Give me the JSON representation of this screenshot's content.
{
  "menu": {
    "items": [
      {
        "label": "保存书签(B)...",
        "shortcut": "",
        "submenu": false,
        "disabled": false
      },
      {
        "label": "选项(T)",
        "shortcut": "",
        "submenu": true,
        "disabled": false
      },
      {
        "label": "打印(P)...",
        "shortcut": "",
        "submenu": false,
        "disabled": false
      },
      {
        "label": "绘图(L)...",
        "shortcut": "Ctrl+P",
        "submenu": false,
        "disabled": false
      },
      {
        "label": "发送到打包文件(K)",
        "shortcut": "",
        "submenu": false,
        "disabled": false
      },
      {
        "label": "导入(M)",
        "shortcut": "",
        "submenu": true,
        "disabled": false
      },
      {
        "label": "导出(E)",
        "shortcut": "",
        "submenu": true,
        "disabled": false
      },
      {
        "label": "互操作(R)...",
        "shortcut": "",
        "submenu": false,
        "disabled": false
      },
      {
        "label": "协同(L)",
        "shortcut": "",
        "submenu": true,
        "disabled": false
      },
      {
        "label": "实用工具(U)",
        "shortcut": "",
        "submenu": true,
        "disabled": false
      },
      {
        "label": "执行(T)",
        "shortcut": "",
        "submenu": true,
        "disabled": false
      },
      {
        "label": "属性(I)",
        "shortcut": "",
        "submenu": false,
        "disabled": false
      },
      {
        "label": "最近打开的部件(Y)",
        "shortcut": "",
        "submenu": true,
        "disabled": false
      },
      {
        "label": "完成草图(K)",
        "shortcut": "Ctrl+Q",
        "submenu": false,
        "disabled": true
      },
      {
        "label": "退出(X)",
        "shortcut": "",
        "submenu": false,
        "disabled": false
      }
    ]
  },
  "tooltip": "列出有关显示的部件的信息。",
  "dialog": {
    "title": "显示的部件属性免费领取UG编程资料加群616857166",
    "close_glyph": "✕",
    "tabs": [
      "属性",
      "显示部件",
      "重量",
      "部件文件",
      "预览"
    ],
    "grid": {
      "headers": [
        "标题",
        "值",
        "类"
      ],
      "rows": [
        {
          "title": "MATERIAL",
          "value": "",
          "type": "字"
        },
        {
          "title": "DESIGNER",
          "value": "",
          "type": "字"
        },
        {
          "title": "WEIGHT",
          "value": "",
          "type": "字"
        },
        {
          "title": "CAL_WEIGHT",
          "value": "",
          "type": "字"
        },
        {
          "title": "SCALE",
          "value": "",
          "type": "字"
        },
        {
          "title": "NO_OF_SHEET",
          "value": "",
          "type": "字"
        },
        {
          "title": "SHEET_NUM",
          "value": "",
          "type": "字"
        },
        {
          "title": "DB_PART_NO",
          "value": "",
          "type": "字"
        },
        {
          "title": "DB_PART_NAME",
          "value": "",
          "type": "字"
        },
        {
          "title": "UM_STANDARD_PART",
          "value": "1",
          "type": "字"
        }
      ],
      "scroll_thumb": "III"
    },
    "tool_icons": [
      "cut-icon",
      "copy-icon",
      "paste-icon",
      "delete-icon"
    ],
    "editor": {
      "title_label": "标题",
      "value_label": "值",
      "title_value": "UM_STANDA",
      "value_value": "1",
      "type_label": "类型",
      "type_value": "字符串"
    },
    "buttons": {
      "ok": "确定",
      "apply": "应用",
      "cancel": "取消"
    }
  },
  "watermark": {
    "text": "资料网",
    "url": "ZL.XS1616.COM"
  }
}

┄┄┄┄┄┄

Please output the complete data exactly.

Give me the JSON representation of this screenshot's content.
{
  "menu": {
    "items": [
      {
        "label": "保存书签(B)...",
        "shortcut": "",
        "submenu": false,
        "disabled": false
      },
      {
        "label": "选项(T)",
        "shortcut": "",
        "submenu": true,
        "disabled": false
      },
      {
        "label": "打印(P)...",
        "shortcut": "",
        "submenu": false,
        "disabled": false
      },
      {
        "label": "绘图(L)...",
        "shortcut": "Ctrl+P",
        "submenu": false,
        "disabled": false
      },
      {
        "label": "发送到打包文件(K)",
        "shortcut": "",
        "submenu": false,
        "disabled": false
      },
      {
        "label": "导入(M)",
        "shortcut": "",
        "submenu": true,
        "disabled": false
      },
      {
        "label": "导出(E)",
        "shortcut": "",
        "submenu": true,
        "disabled": false
      },
      {
        "label": "互操作(R)...",
        "shortcut": "",
        "submenu": false,
        "disabled": false
      },
      {
        "label": "协同(L)",
        "shortcut": "",
        "submenu": true,
        "disabled": false
      },
      {
        "label": "实用工具(U)",
        "shortcut": "",
        "submenu": true,
        "disabled": false
      },
      {
        "label": "执行(T)",
        "shortcut": "",
        "submenu": true,
        "disabled": false
      },
      {
        "label": "属性(I)",
        "shortcut": "",
        "submenu": false,
        "disabled": false
      },
      {
        "label": "最近打开的部件(Y)",
        "shortcut": "",
        "submenu": true,
        "disabled": false
      },
      {
        "label": "完成草图(K)",
        "shortcut": "Ctrl+Q",
        "submenu": false,
        "disabled": true
      },
      {
        "label": "退出(X)",
        "shortcut": "",
        "submenu": false,
        "disabled": false
      }
    ]
  },
  "tooltip": "列出有关显示的部件的信息。",
  "dialog": {
    "title": "显示的部件属性免费领取UG编程资料加群616857166",
    "close_glyph": "✕",
    "tabs": [
      "属性",
      "显示部件",
      "重量",
      "部件文件",
      "预览"
    ],
    "grid": {
      "headers": [
        "标题",
        "值",
        "类"
      ],
      "rows": [
        {
          "title": "MATERIAL",
          "value": "",
          "type": "字"
        },
        {
          "title": "DESIGNER",
          "value": "",
          "type": "字"
        },
        {
          "title": "WEIGHT",
          "value": "",
          "type": "字"
        },
        {
          "title": "CAL_WEIGHT",
          "value": "",
          "type": "字"
        },
        {
          "title": "SCALE",
          "value": "",
          "type": "字"
        },
        {
          "title": "NO_OF_SHEET",
          "value": "",
          "type": "字"
        },
        {
          "title": "SHEET_NUM",
          "value": "",
          "type": "字"
        },
        {
          "title": "DB_PART_NO",
          "value": "",
          "type": "字"
        },
        {
          "title": "DB_PART_NAME",
          "value": "",
          "type": "字"
        },
        {
          "title": "UM_STANDARD_PART",
          "value": "1",
          "type": "字"
        }
      ],
      "scroll_thumb": "III"
    },
    "tool_icons": [
      "cut-icon",
      "copy-icon",
      "paste-icon",
      "delete-icon"
    ],
    "editor": {
      "title_label": "标题",
      "value_label": "值",
      "title_value": "UM_STANDA",
      "value_value": "1",
      "type_label": "类型",
      "type_value": "字符串"
    },
    "buttons": {
      "ok": "确定",
      "apply": "应用",
      "cancel": "取消"
    }
  },
  "watermark": {
    "text": "资料网",
    "url": "ZL.XS1616.COM"
  }
}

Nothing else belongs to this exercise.